Newsletter January/February 2015


Below is a link to this month's newsletter. Click subscribe at the top right corner to receive a copy direct to your inbox every other month. Below you will find the extended version with additional content that I could not squeeze in. Enjoy!

Happy New year! I hope you all had a fantastic break and have had a good start to the year. I have had a busy start back with plenty of shoots in preparation for the NZIA and NZ Property Council Award submissions. Best of luck to everyone that is entering this year. I know that I have photographed some incredible projects and cannot wait to see them recognised.


A few of you will be familiar with some of my timelapse work in the past. I am now pushing this a lot further than before, with better cameras, better software and lots of exciting concepts to pursue.

I am very interested in how timelapse photography can be used to capture architecture. Specifically, in using timelapse to show how people interact with space both as a means of evaluating design and as a way to test future concepts. If this is of interest to you or you have a concept you're itching to test please get in touch - I would love to collaborate on a project!

I am currently putting together a couple of clips from my recent road trip around the South Island and hope to have these ready for the next newsletter.

Feature - 2014 in Review

2014 was a fantastic year for me. I photographed a lot of great projects and was really privileged to have worked with such a range of clients. Click here to see an overview of my years work

Recent Projects


Wellington Central Fire Station

Hawkins Construction

Stout St Chambers

Studio Pacific Architecture

Clyde Quay Wharf

Willis Bond & Co, Athfield Architects, Interior Magazine

Little Earth Montessori School

Don Jamieson Architecture

Do you have questions about photography?

Please flick me an email and let me know any questions you have. I will reply to all emails and select a few to feature in my next newsletter. Below are a couple of questions I am often asked by my clients.

Why do you recommend an assistant?

Architecture photography is technically challenging and attention to detail and lighting (whether natural or introduced) is absolutely crucial. Using an assistant frees me from the many really time consuming and more peripheral areas of the shoot such as managing the lighting, tweaking the furniture and carrying the bags. It keeps me behind the camera, allowing me to work efficiently and concentrate on portraying the client's brief. 

Lighting Guru

An assistant allows me to use portable studio lighting. Without an assistant this is almost impossible as it is very time consuming to set up, move and adjust to suit the lighting needs of each shot.

Why use lighting at all? The human eye is far more sensitive to light than a camera. I imagine you can all recall a situation where the camera (frustratingly) cannot capture what you can see. For example - late afternoon sun is a great time to shoot interiors as it creates a warm and inviting scene, highlighting detail and form. However, if you expose for the window light everything else in the scene that is not in direct sunlight will appear extremely dark.

Clyde Quay Wharf Interior with Flash - © Jason Mann Photography

Clyde Quay Wharf Interior without Flash -  © Jason Mann Photography

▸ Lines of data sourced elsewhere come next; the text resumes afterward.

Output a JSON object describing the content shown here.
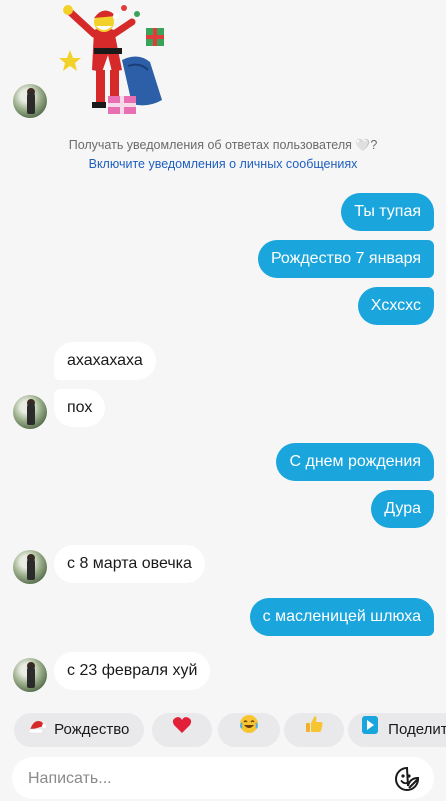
{
  "notice": {
    "line1_before": "Получать уведомления об ответах пользователя",
    "line1_after": "?",
    "line2": "Включите уведомления о личных сообщениях"
  },
  "messages": [
    {
      "dir": "out",
      "text": "Ты тупая"
    },
    {
      "dir": "out",
      "text": "Рождество 7 января"
    },
    {
      "dir": "out",
      "text": "Хсхсхс"
    },
    {
      "dir": "in",
      "text": "ахахахаха"
    },
    {
      "dir": "in",
      "text": "пох"
    },
    {
      "dir": "out",
      "text": "С днем рождения"
    },
    {
      "dir": "out",
      "text": "Дура"
    },
    {
      "dir": "in",
      "text": "с 8 марта овечка"
    },
    {
      "dir": "out",
      "text": "с масленицей шлюха"
    },
    {
      "dir": "in",
      "text": "с 23 февраля хуй"
    }
  ],
  "quick_replies": [
    {
      "icon": "santa-hat-icon",
      "label": "Рождество"
    },
    {
      "icon": "heart-icon",
      "label": ""
    },
    {
      "icon": "laughing-face-icon",
      "label": ""
    },
    {
      "icon": "thumbs-up-icon",
      "label": ""
    },
    {
      "icon": "share-play-icon",
      "label": "Поделит"
    }
  ],
  "composer": {
    "placeholder": "Написать...",
    "emoji_icon": "sticker-smile-icon"
  },
  "colors": {
    "outgoing_bubble": "#1aa5dc",
    "incoming_bubble": "#ffffff",
    "link": "#1f5fbf",
    "background": "#f6f6f7"
  }
}
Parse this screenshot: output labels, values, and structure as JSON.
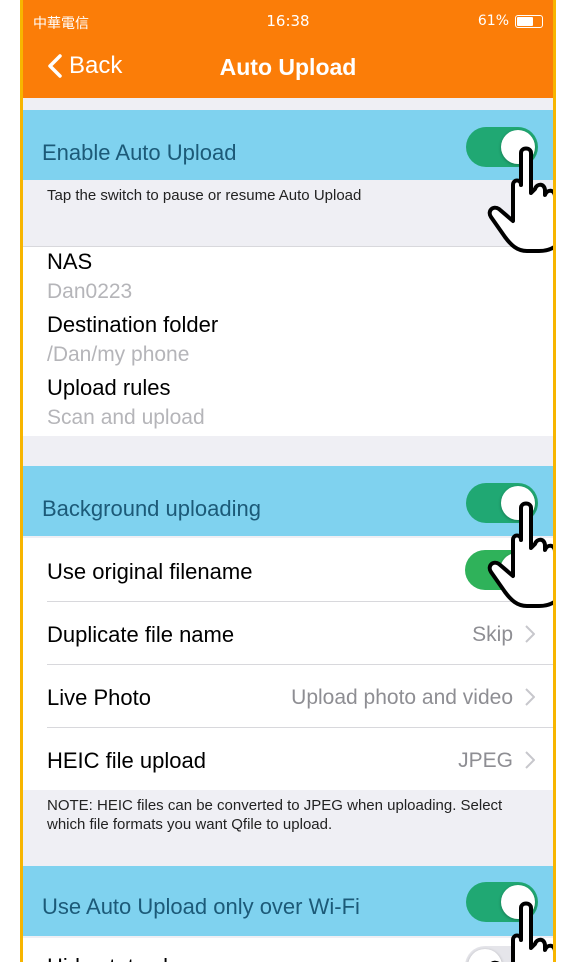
{
  "status_bar": {
    "carrier": "中華電信",
    "time": "16:38",
    "battery": "61%"
  },
  "nav": {
    "back_label": "Back",
    "title": "Auto Upload"
  },
  "enable": {
    "label": "Enable Auto Upload",
    "on": true
  },
  "enable_note": "Tap the switch to pause or resume Auto Upload",
  "info": [
    {
      "title": "NAS",
      "value": "Dan0223"
    },
    {
      "title": "Destination folder",
      "value": "/Dan/my phone"
    },
    {
      "title": "Upload rules",
      "value": "Scan and upload"
    }
  ],
  "background": {
    "label": "Background uploading",
    "on": true
  },
  "settings": [
    {
      "label": "Use original filename",
      "value": ""
    },
    {
      "label": "Duplicate file name",
      "value": "Skip"
    },
    {
      "label": "Live Photo",
      "value": "Upload photo and video"
    },
    {
      "label": "HEIC file upload",
      "value": "JPEG"
    }
  ],
  "heic_note": "NOTE: HEIC files can be converted to JPEG when uploading. Select which file formats you want Qfile to upload.",
  "wifi": {
    "label": "Use Auto Upload only over Wi-Fi",
    "on": true
  },
  "partial": {
    "label": "Hide status bar"
  },
  "colors": {
    "accent": "#fb7d08",
    "toggle_on": "#2fb25a",
    "highlight": "#7fd2ef",
    "frame": "#f7b500"
  }
}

The way to get around this is to use carefully positioned flash lighting. The idea is not to completely flash the scene (as you will end up with a fake HDR looking photo) but light the room just enough to bring back detail into the shadow areas of the image. Essentially you are trying to mimic what the eye can naturally see. All going well you should not even be able to tell that the scene has been lit.

Perfectionist, Cleaner and Bag Carrier

When the assistant is not managing the lighting he or she is scanning the scene to be photographed to ensure that the glass is clean, chairs are evenly spaced and rubbish bins are well hidden. It is the assistant's job to think of anything and everything that may detract from the final image. Finally, on bigger shoots the assistant carries the gear so that I am free to roam and seek out the next shot.

An assistant allows me to work efficiently, enabling me to produce images of the highest quality - in most cases an assistant will actually end up saving you money!

Paul Howell is my go-to assistant. He is a successful photographer in his own right and a lighting guru. He knows the ins and outs of lighting architecture and can quickly and accurately introduce flash into almost any scene. He also has a great eye for detail and is a fantastic packhorse!

Personal Work

Otira Viaduct - Arthurs Pass

On my recent road trip down south my partner Maddy and I travelled through Arthurs Pass and came across the Otira Viaduct. This is a really impressive structure and it looks magnificent in the landscape. Not to mention there is a family of friendly keas to keep you entertained.

The scene was begging to be photographed and I was determined to have that shot, but the blazing mid afternoon sun wouldn't have done it justice. It was a sunrise job and after convincing Maddy that a 5am start, a 2hr drive and 1hr shoot was worth it we returned the following morning.

This is one of many frames from that trip that I hope to share with you over the coming months.

Thank you for taking the time to read my newsletter! Please let me know if you have any feedback or suggestions. As always, should you wish to discuss photography for any of your upcoming projects or simply wish to catch up over a coffee, please let me know.